From the moment she was sworn in, Genea followed a packed gubernatorial schedule — a reception for Taiwanese Ambassador King Pu-Tsung, a meeting with a caucus of women who work in the State House, some time with her speechwriting team to edit her message for the afternoon, an appearance at a conference for Maryland environmental science teachers, a swearing-in ceremony for new state officials. Not to mention the constant photo ops and the questions from reporters eager to hear all about the new governor’s agenda.
Genea mentioned smaller class sizes as a goal she would like to see accomplished in the state.
“This year my class had 32 people,” she said. “There was no room to walk between the desks.”
Genea’s mother, Angie Runyon, described her daughter as “a teacher’s pet” who thrives in classrooms where she can get the teacher’s attention — a challenge in such a crowded class.
Genea explained, “This will help our students listen more to their teachers and not get in trouble with other students.” In her essay, she also recommended Spanish classes for elementary school students and free after-school activities.

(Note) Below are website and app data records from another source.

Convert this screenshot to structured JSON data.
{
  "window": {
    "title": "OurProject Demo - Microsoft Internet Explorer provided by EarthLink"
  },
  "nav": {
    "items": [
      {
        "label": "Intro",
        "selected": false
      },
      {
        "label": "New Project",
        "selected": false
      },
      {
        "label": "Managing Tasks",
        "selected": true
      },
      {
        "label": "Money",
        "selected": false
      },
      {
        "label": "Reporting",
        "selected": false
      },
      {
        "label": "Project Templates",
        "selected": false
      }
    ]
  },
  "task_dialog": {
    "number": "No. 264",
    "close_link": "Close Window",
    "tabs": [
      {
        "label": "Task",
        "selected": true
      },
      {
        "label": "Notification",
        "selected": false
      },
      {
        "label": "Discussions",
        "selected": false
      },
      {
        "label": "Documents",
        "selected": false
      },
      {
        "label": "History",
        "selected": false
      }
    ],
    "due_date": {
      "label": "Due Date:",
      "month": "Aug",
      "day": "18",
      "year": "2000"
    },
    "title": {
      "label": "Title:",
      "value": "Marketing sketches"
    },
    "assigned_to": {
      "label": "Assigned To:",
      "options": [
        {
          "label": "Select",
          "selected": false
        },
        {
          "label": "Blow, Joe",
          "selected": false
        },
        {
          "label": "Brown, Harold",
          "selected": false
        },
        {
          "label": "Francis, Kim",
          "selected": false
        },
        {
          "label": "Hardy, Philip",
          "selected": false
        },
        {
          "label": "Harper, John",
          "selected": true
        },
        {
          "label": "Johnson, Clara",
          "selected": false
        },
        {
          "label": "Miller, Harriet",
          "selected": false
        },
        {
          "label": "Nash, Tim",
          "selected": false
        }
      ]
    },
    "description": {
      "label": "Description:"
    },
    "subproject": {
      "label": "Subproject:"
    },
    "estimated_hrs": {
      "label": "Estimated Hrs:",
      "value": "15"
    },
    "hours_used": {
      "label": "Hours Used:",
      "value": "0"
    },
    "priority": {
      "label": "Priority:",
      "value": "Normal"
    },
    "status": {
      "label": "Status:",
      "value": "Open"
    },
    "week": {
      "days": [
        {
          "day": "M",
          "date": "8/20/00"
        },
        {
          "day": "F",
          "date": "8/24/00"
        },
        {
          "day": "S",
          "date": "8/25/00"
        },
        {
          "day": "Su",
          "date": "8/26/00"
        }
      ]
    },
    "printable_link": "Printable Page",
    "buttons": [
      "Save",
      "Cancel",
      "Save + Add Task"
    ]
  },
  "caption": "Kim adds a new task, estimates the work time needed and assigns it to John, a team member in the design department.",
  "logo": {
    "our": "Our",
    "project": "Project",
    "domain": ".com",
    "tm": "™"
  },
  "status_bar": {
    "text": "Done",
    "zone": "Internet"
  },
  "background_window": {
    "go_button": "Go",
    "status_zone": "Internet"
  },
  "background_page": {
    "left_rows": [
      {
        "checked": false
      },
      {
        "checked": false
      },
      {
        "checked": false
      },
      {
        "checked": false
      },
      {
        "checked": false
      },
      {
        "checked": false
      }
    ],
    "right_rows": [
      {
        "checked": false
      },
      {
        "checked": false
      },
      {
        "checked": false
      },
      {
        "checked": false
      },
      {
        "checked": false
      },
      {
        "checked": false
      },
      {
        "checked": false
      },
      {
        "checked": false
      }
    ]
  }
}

Genea reviewed a draft of her speech to the science teachers that members of O’Malley’s staff had prepared in advance. She told a speechwriter that the topic — keeping the Chesapeake Bay clean — appealed to her personally because she swims in the bay when she goes to visit her grandmother a few times a month.
By the time she delivered the talk an hour later, the speechwriter had added that personal anecdote right at the beginning of the speech.
In her winning essay, Genea also mentioned job training programs, public safety and drug abuse prevention as priorities. She and her mother said that they looked at O’Malley’s Web site together for ideas, and Runyon helped Genea put her thoughts on paper.
Genea said when the day began that she hoped to pursue a career in science or in fashion design.
But before her term in office was two hours old, she already had a new aim — running for reelection.
“I hope next time when I’m older I try to run for governor,” she told the women who met with her to discuss their roles in the government.
Many of the women, whose work ranged from hunger prevention to school administration to legislation, mentioned the challenge of providing services on a tight budget.
Genea took the cue.
She continued, “If you still work here, I will give you a balance. I will give you the same or maybe even extra.”
Gov. Harrison had learned the art of the campaign promise.